Early Christianity, with its apocalyptic worldview, introduced a new visual vocabulary of monstrosities. In the course of their devout labors, monastic scribes would be ‘visited’ by grotesque and ribald creatures who were then inserted into the margins of their illuminated manuscripts. While some of these monsters appear to be light-hearted or trivial marginalia, other manifestations came to be directly equated with Satan, Hell, and the seven deadly sins. Meanwhile, in everyday life, disfiguring diseases and birth defects were taken as evidence of the sufferers’ depravity, making them seem like monsters themselves.

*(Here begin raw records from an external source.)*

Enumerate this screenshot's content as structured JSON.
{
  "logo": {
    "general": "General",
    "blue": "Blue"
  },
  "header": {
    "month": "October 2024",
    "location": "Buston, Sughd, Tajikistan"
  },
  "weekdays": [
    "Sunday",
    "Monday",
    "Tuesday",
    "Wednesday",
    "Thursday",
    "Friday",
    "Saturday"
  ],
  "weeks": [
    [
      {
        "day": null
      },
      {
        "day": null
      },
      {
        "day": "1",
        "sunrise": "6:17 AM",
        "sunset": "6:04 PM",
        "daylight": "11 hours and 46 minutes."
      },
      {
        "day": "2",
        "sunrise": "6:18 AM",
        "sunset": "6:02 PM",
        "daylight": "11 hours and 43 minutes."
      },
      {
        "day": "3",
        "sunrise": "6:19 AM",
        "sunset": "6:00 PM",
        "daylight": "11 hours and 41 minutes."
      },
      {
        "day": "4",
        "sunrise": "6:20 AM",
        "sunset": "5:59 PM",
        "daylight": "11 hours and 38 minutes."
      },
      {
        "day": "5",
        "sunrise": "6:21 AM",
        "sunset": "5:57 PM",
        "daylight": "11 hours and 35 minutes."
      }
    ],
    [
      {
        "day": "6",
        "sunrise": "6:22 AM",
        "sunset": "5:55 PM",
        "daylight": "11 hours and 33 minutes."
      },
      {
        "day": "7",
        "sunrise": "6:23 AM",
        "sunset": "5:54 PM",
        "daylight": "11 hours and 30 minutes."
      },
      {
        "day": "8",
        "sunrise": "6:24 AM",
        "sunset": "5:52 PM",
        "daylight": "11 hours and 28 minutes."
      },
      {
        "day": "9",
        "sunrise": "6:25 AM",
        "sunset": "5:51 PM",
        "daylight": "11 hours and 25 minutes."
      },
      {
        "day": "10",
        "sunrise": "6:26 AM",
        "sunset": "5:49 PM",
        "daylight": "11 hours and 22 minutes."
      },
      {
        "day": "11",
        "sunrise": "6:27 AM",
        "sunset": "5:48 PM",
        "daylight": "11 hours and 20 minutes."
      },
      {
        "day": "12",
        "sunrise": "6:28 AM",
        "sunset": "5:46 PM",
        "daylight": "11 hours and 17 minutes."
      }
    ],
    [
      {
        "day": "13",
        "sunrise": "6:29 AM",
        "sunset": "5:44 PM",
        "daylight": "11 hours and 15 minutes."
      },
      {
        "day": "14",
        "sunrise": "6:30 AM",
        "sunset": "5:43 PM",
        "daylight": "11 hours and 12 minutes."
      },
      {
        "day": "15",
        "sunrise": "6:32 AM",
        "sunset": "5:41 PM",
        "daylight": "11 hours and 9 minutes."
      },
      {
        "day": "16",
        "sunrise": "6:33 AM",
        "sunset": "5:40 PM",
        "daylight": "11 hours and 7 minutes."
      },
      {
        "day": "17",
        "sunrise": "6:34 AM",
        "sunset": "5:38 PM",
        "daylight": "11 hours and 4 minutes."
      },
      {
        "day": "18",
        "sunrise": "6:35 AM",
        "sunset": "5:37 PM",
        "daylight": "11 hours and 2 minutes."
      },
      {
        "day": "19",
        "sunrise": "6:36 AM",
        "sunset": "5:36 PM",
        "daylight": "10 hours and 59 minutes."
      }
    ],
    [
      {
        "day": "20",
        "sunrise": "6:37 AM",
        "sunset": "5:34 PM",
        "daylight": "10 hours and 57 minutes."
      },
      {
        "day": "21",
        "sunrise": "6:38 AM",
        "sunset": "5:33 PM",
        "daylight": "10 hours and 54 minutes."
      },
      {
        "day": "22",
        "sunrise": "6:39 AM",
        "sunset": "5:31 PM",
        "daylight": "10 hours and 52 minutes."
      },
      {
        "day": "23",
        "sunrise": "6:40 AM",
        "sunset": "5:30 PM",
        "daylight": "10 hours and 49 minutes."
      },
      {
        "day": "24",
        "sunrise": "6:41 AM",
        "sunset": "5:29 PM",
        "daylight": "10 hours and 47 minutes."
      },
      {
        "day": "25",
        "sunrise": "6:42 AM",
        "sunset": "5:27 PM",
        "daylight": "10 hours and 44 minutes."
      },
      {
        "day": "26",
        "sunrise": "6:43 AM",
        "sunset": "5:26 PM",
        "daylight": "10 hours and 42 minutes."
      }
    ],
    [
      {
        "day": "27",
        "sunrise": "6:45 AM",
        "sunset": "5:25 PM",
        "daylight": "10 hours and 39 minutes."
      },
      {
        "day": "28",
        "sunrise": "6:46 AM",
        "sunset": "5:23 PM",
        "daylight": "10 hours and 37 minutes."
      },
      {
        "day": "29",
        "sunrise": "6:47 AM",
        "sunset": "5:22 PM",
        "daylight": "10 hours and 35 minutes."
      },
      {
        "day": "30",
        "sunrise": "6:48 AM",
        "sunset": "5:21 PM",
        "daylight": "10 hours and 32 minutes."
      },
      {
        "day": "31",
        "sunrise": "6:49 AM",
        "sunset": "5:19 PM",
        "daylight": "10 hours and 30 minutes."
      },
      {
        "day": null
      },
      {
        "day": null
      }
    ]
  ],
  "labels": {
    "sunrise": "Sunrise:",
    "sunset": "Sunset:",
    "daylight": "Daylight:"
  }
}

Non-western art was just as replete with monstrosities. Whether in early Japanese woodblock prints, Persian Mughal court painting, Inuit or African art, artists illustrated their own myths and folktales with colorful and complex demons and monsters.
The Japanese horror and anime genre has grown significantly in popularity in the West over the last twenty years. Originally an oral tradition, pre-air-conditioning Japan loved the ‘cold chills’ that came with the telling of horror or ghost stories on hot summer nights. Its roots can be found in ancient Japanese folklore which gave birth to innumerable yokaiand or mononoke(strange apparitions, i.e., monsters) rivaling our western fascination with monsters.
In contrast with the interpretation of monsters in the West, which relies heavily on the Christian doctrine of Good versus Evil, the Japanese yokaihave a deep connection to nature and depend on the Taoist principles of Yin-Yang (“shadow and light”). Japanese monsters are fluid and can fluctuate between being interpreted as good, bad, funny, or evil, or sometimes all of the above. They are there to remind us of the transmutability of all things uncertain and boundless. Yokairepresent the imperceptible things that surround us that are given form by the boundless fears, anxieties, and contradictions in our lives.
Today’s more secularized monsters, such as those terrorizing audiences of Japanese anime or Hollywood horror films, retain much of their former potency. The descent into the dark underbelly of human consciousness is still not a happy journey. Our fascination with monsters has hardly waned, and artists continue to invent wonderful new abominations that both fascinate and repulse us.
Monstersis on view on the second floor of the Smith College Museum of Art until February 3, 2013.